> [WORK REQUIRED]: Your answer should be one number, the count of lines in the entries holding the word "username".
==================================================
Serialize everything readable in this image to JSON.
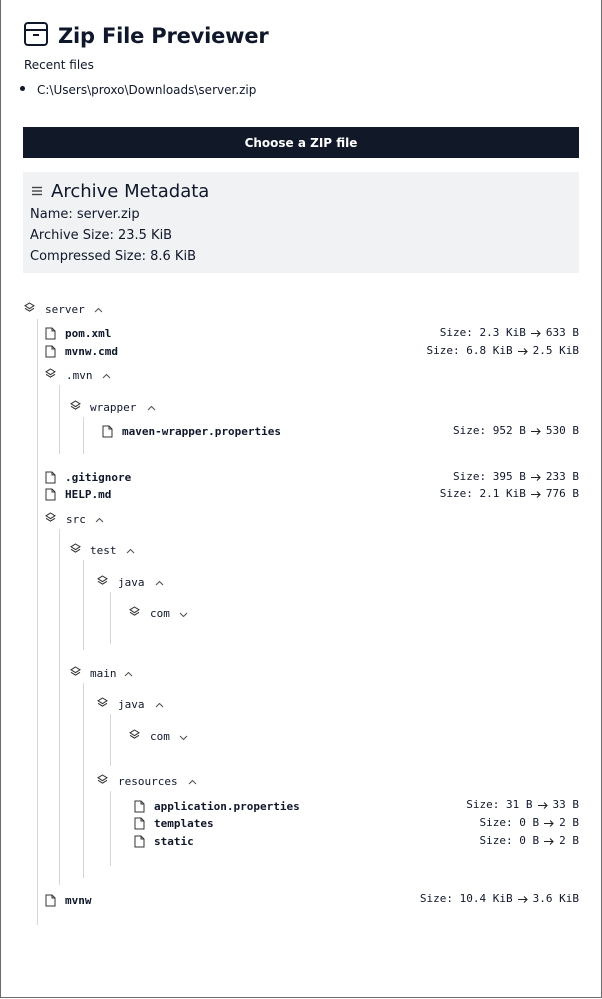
{
  "app": {
    "title": "Zip File Previewer"
  },
  "recent": {
    "label": "Recent files",
    "items": [
      "C:\\Users\\proxo\\Downloads\\server.zip"
    ]
  },
  "choose_button": "Choose a ZIP file",
  "metadata": {
    "title": "Archive Metadata",
    "name": "Name: server.zip",
    "archive_size": "Archive Size: 23.5 KiB",
    "compressed_size": "Compressed Size: 8.6 KiB"
  },
  "tree": {
    "server": "server",
    "pom": {
      "name": "pom.xml",
      "size": "Size: 2.3 KiB",
      "compressed": "633 B"
    },
    "mvnw_cmd": {
      "name": "mvnw.cmd",
      "size": "Size: 6.8 KiB",
      "compressed": "2.5 KiB"
    },
    "mvn": ".mvn",
    "wrapper": "wrapper",
    "maven_wrapper": {
      "name": "maven-wrapper.properties",
      "size": "Size: 952 B",
      "compressed": "530 B"
    },
    "gitignore": {
      "name": ".gitignore",
      "size": "Size: 395 B",
      "compressed": "233 B"
    },
    "help": {
      "name": "HELP.md",
      "size": "Size: 2.1 KiB",
      "compressed": "776 B"
    },
    "src": "src",
    "test": "test",
    "test_java": "java",
    "test_com": "com",
    "main": "main",
    "main_java": "java",
    "main_com": "com",
    "resources": "resources",
    "app_props": {
      "name": "application.properties",
      "size": "Size: 31 B",
      "compressed": "33 B"
    },
    "templates": {
      "name": "templates",
      "size": "Size: 0 B",
      "compressed": "2 B"
    },
    "static": {
      "name": "static",
      "size": "Size: 0 B",
      "compressed": "2 B"
    },
    "mvnw": {
      "name": "mvnw",
      "size": "Size: 10.4 KiB",
      "compressed": "3.6 KiB"
    }
  }
}
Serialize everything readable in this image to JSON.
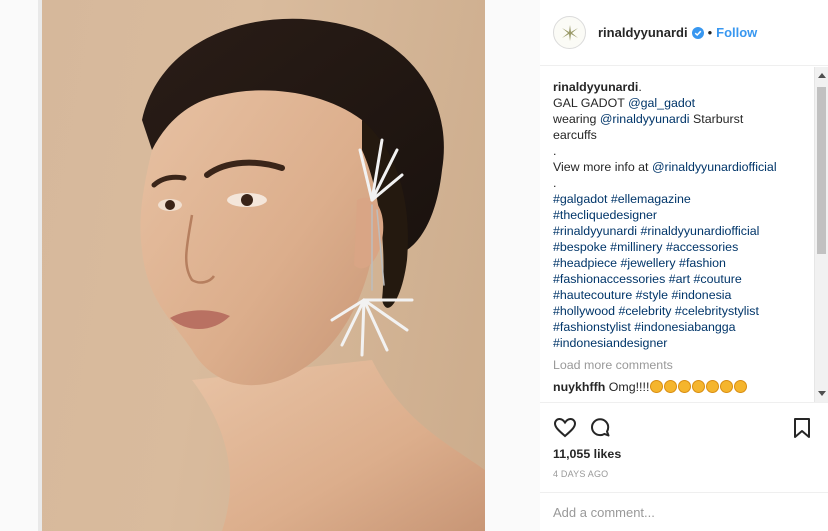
{
  "post": {
    "username": "rinaldyyunardi",
    "follow_label": "Follow",
    "separator": "•",
    "caption": {
      "username": "rinaldyyunardi",
      "title_suffix": ".",
      "line1_text": "GAL GADOT ",
      "line1_mention": "@gal_gadot",
      "line2_text": "wearing ",
      "line2_mention": "@rinaldyyunardi",
      "line2_after": " Starburst",
      "line3_text": "earcuffs",
      "line4_text": ".",
      "line5_text": "View more info at ",
      "line5_mention": "@rinaldyyunardiofficial",
      "line6_text": ".",
      "hashtag_lines": [
        "#galgadot #ellemagazine",
        "#thecliquedesigner",
        "#rinaldyyunardi #rinaldyyunardiofficial",
        "#bespoke #millinery #accessories",
        "#headpiece #jewellery #fashion",
        "#fashionaccessories #art #couture",
        "#hautecouture #style #indonesia",
        "#hollywood #celebrity #celebritystylist",
        "#fashionstylist #indonesiabangga",
        "#indonesiandesigner"
      ]
    },
    "load_more": "Load more comments",
    "comments": [
      {
        "user": "nuykhffh",
        "text": "Omg!!!!",
        "emoji_count": 7
      }
    ],
    "likes": "11,055 likes",
    "time": "4 DAYS AGO",
    "add_comment_placeholder": "Add a comment..."
  },
  "icons": {
    "like": "heart-icon",
    "comment": "speech-bubble-icon",
    "save": "bookmark-icon",
    "verified": "verified-badge-icon",
    "emoji": "clapping-hands-emoji"
  },
  "colors": {
    "link": "#3897f0",
    "hashtag": "#003569",
    "muted": "#999999",
    "text": "#262626"
  }
}
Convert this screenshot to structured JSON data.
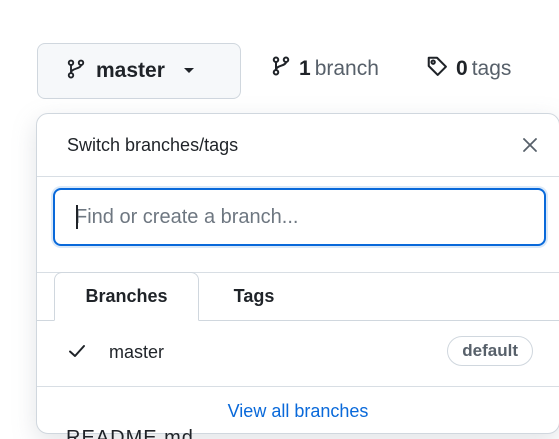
{
  "branch_selector": {
    "current_branch": "master",
    "icon": "git-branch-icon"
  },
  "stats": {
    "branches_count": "1",
    "branches_label": "branch",
    "tags_count": "0",
    "tags_label": "tags"
  },
  "dropdown": {
    "title": "Switch branches/tags",
    "close_icon": "close-icon",
    "filter_placeholder": "Find or create a branch...",
    "tabs": [
      {
        "label": "Branches",
        "selected": true
      },
      {
        "label": "Tags",
        "selected": false
      }
    ],
    "branches": [
      {
        "name": "master",
        "checked": true,
        "badge": "default"
      }
    ],
    "footer_link": "View all branches"
  },
  "underlying": {
    "partial_text": "README.md"
  },
  "colors": {
    "accent": "#0969da",
    "border": "#d0d7de",
    "button_bg": "#f6f8fa",
    "text": "#1f2328",
    "muted": "#57606a"
  }
}
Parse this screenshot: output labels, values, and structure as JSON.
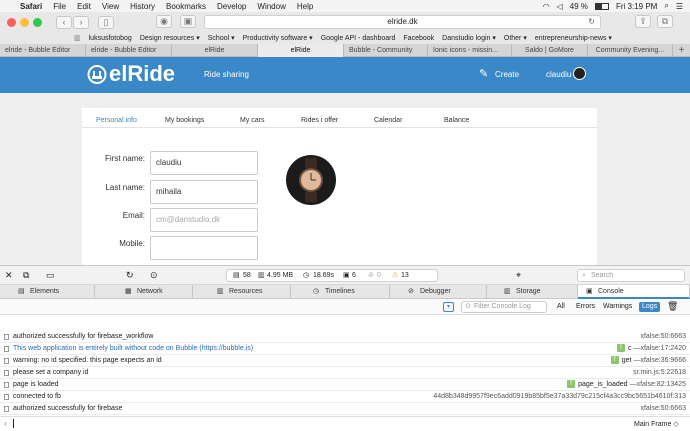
{
  "menubar": {
    "app": "Safari",
    "items": [
      "File",
      "Edit",
      "View",
      "History",
      "Bookmarks",
      "Develop",
      "Window",
      "Help"
    ],
    "battery": "49 %",
    "clock": "Fri 3:19 PM"
  },
  "browser": {
    "url": "elride.dk",
    "favorites": [
      "luksusfotobog",
      "Design resources ▾",
      "School ▾",
      "Productivity software ▾",
      "Google API - dashboard",
      "Facebook",
      "Danstudio login ▾",
      "Other ▾",
      "entrepreneurship-news ▾"
    ],
    "tabs": [
      "elride - Bubble Editor",
      "elride - Bubble Editor",
      "elRide",
      "elRide",
      "Bubble - Community",
      "Ionic icons - missin...",
      "Saldo | GoMore",
      "Community Evening..."
    ],
    "active_tab_index": 3
  },
  "site": {
    "logo": "elRide",
    "nav_link": "Ride sharing",
    "create_label": "Create",
    "username": "claudiu",
    "header_color": "#3a88c7"
  },
  "profile": {
    "tabs": [
      "Personal info",
      "My bookings",
      "My cars",
      "Rides i offer",
      "Calendar",
      "Balance"
    ],
    "active_tab": "Personal info",
    "first_name_label": "First name:",
    "first_name_value": "claudiu",
    "last_name_label": "Last name:",
    "last_name_value": "mihaila",
    "email_label": "Email:",
    "email_placeholder": "cm@danstudio.dk",
    "mobile_label": "Mobile:"
  },
  "devtools": {
    "stats": {
      "resources": "58",
      "size": "4.95 MB",
      "time": "18.69s",
      "logs": "6",
      "errors": "0",
      "warnings": "13"
    },
    "search_placeholder": "Search",
    "tabs": [
      "Elements",
      "Network",
      "Resources",
      "Timelines",
      "Debugger",
      "Storage",
      "Console"
    ],
    "active_tab": "Console",
    "filter_placeholder": "Filter Console Log",
    "filters": [
      "All",
      "Errors",
      "Warnings",
      "Logs"
    ],
    "console_rows": [
      {
        "msg": "authorized successfully for firebase_workflow",
        "src": "xfalse:50:6663",
        "badge": ""
      },
      {
        "msg": "This web application is entirely built without code on Bubble (https://bubble.is)",
        "src": "—xfalse:17:2420",
        "badge": "c",
        "blue": true
      },
      {
        "msg": "warning: no id specified.  this page expects an id",
        "src": "—xfalse:36:9666",
        "badge": "get"
      },
      {
        "msg": "please set a company id",
        "src": "sr.min.js:5:22618",
        "badge": ""
      },
      {
        "msg": "page is loaded",
        "src": "—xfalse:82:13425",
        "badge": "page_is_loaded"
      },
      {
        "msg": "connected to fb",
        "src": "44d8b348d9957f9ec6add0919b85bf5e37a33d79c215cf4a3cc9bc5651b4610f:313",
        "badge": ""
      },
      {
        "msg": "authorized successfully for firebase",
        "src": "xfalse:50:6663",
        "badge": ""
      }
    ],
    "frame_selector": "Main Frame"
  }
}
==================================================
> [ANSWER FOR THE TASK]: 3